[Data supplied]

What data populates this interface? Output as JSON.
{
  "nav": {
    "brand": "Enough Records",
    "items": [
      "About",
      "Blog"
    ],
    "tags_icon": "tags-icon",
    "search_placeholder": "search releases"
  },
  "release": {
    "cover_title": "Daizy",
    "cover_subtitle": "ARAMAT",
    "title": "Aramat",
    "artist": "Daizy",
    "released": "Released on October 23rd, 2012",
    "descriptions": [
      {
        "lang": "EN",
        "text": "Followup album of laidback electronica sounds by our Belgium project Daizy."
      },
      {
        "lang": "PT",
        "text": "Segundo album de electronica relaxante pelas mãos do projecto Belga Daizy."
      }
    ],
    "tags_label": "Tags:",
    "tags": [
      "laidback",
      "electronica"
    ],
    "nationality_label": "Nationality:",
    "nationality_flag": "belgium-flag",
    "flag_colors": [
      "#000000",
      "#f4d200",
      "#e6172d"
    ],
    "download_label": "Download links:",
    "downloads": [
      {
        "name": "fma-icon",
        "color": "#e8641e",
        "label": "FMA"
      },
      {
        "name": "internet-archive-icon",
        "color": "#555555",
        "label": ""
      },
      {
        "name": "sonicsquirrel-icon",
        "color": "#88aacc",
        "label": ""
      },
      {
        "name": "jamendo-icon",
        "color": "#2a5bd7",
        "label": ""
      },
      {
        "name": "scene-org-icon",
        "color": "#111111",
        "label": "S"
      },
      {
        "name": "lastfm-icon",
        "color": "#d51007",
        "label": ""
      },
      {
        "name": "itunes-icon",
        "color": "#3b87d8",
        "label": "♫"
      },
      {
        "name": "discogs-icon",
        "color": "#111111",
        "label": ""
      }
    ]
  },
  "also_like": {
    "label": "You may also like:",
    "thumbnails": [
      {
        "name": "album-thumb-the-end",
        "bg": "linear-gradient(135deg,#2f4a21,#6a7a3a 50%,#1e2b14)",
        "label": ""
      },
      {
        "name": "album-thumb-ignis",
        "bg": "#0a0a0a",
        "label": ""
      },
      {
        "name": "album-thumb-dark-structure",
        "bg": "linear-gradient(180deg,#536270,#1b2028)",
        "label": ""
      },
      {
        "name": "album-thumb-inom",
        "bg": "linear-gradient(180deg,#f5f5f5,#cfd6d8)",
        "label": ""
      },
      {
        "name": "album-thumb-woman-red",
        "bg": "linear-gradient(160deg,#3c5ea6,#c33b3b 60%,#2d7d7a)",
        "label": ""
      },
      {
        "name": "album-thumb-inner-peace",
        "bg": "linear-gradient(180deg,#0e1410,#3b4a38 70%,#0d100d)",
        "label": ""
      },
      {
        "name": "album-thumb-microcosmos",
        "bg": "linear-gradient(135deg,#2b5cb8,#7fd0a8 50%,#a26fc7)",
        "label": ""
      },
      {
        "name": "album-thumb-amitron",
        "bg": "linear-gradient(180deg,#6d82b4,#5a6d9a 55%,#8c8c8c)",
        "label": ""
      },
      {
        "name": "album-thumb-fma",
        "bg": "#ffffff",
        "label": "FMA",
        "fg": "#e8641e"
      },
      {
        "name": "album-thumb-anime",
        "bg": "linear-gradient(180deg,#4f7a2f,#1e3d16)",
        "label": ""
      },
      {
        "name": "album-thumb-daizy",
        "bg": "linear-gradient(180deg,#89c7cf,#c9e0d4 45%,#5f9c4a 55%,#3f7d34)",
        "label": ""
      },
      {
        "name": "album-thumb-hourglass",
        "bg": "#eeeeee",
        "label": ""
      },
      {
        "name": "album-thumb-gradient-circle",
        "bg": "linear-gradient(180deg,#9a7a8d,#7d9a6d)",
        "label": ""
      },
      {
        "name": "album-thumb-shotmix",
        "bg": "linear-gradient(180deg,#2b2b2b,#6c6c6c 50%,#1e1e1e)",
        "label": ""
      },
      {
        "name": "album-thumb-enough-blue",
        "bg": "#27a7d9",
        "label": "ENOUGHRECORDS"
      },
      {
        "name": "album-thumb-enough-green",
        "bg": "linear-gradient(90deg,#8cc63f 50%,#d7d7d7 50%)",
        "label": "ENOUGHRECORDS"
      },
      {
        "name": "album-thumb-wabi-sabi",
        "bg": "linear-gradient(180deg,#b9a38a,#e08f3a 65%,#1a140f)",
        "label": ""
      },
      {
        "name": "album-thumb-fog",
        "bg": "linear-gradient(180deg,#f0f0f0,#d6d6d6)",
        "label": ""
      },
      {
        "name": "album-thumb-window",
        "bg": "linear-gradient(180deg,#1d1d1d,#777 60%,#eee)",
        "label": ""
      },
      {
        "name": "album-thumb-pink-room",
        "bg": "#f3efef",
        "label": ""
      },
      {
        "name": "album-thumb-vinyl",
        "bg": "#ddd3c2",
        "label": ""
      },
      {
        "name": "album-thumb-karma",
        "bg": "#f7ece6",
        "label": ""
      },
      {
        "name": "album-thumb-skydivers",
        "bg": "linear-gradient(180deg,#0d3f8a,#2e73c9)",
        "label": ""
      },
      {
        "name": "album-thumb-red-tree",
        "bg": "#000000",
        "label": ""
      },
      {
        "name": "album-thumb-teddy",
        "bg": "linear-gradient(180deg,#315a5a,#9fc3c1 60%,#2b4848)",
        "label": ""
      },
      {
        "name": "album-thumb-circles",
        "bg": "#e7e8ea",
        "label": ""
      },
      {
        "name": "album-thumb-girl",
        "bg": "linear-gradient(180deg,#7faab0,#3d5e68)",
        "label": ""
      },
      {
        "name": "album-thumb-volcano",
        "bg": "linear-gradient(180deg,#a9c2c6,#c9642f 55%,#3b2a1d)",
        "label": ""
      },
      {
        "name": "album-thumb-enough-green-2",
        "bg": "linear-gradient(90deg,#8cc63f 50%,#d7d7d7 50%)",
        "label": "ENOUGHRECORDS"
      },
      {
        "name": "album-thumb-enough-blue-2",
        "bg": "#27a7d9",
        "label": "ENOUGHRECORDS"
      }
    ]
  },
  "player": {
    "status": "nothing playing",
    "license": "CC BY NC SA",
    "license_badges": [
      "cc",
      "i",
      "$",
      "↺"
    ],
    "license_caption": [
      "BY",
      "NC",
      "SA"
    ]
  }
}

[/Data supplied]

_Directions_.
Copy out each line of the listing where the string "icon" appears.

_Response area_.
    "tags_icon": "tags-icon",
        "name": "fma-icon",
        "name": "internet-archive-icon",
        "name": "sonicsquirrel-icon",
        "name": "jamendo-icon",
        "name": "scene-org-icon",
        "name": "lastfm-icon",
        "name": "itunes-icon",
        "name": "discogs-icon",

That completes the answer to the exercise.